Helpful Hints
  • (1) You can search the entire content of Dean’s by phrase or by individual words. Just type your keywords into the search box and then pull down the search icon on the right and choose the option you need: search by word or by phrase or reset the content.
  • (2) Double click on a word in the content of a definition, and if the word is listed as a keyword in Dean’s, it will look that word up.
  • (3) You can use the search function to help jump the scrolling function. Simply type the first 2-3 letters into the search box then hit enter on your keyboard and the scroll will go to those Keywords that begin with those letters and allow you to scroll from there.

 Insurance policy loans are unique because the borrower assumes no personal liability to repay the principal or to pay interest on the amount borrowed. Such loans are based on the reserve value of the insurance policies involved. If either the principal or the interest is not repaid, it is merely deducted from the reserve value of the policy. Since the insurance company 'never advances more than it already is absolutely bound for under the policy, it has no interest in creating a personal liability.' Orleans Parish v. N.Y. Life Ins. Co., 216 U.S. 517, 522 

Courts have held that interest on an insurance policy loan may be deducted so long as it is actually paid or accrued by the policyholder. If such interest is not paid but is allowed to be added to the principal amount of the loan, the amount of the interest is not deductible.

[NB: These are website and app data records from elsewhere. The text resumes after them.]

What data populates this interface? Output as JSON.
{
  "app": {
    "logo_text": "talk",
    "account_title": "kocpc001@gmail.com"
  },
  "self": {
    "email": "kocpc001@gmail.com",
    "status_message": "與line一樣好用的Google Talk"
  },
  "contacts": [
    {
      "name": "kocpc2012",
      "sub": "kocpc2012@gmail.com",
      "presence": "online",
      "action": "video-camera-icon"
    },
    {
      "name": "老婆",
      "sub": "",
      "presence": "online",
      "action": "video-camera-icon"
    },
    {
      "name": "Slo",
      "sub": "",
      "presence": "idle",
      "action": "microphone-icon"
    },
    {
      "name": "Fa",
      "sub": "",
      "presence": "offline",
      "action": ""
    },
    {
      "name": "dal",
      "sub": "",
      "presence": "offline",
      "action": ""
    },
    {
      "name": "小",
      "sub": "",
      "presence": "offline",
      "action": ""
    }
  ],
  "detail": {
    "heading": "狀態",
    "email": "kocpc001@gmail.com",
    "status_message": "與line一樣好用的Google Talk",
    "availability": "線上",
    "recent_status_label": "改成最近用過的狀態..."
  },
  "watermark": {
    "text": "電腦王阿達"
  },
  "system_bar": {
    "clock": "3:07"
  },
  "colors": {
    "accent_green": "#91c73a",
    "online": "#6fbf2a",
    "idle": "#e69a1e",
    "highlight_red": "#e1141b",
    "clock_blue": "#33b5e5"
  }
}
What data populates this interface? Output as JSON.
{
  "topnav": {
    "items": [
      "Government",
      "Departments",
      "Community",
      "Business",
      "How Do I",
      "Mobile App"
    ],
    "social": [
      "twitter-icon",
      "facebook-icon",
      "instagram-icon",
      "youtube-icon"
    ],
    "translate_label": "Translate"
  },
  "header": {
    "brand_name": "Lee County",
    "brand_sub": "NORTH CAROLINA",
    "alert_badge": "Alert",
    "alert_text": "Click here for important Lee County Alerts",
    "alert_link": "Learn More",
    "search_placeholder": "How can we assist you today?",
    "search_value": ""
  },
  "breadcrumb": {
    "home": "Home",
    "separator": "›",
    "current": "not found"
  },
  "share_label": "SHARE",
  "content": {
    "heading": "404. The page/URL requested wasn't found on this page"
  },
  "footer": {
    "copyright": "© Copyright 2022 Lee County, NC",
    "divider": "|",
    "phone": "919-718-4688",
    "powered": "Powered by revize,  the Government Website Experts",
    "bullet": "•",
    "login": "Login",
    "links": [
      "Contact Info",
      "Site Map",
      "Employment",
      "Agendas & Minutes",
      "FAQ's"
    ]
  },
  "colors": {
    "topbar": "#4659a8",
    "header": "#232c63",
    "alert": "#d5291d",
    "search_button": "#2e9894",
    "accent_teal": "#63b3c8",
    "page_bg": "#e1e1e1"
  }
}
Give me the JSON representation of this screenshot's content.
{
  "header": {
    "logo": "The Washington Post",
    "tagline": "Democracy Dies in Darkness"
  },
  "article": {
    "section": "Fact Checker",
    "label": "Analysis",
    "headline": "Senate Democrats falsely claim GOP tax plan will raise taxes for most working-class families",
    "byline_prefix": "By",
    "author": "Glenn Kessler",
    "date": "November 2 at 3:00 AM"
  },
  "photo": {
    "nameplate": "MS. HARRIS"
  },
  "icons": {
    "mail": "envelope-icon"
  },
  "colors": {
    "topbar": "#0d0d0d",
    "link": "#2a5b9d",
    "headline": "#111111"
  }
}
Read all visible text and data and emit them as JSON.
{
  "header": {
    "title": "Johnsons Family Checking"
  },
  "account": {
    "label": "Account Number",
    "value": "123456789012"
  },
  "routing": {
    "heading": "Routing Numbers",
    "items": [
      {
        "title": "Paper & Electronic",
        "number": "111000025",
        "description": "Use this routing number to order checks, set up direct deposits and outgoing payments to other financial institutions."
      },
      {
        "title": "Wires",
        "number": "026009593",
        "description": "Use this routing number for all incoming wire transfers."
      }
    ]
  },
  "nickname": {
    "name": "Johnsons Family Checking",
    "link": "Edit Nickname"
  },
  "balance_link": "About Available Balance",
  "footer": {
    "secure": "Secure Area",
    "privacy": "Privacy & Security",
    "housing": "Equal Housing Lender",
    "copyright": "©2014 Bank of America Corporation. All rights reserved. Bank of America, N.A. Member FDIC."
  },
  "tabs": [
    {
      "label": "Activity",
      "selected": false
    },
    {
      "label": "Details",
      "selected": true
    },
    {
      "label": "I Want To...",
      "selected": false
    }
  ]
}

Nina Cornelia Prime, 39 B.T.A. 487; Albert J. Alsberg, 42 B.T.A. 61. 

In Agnes I. Fox, 43 B.T.A. 895, it was held that the assignee of an insurance policy subject to a loan made prior to the assignment could deduct interest on that ...

Register or login to access full content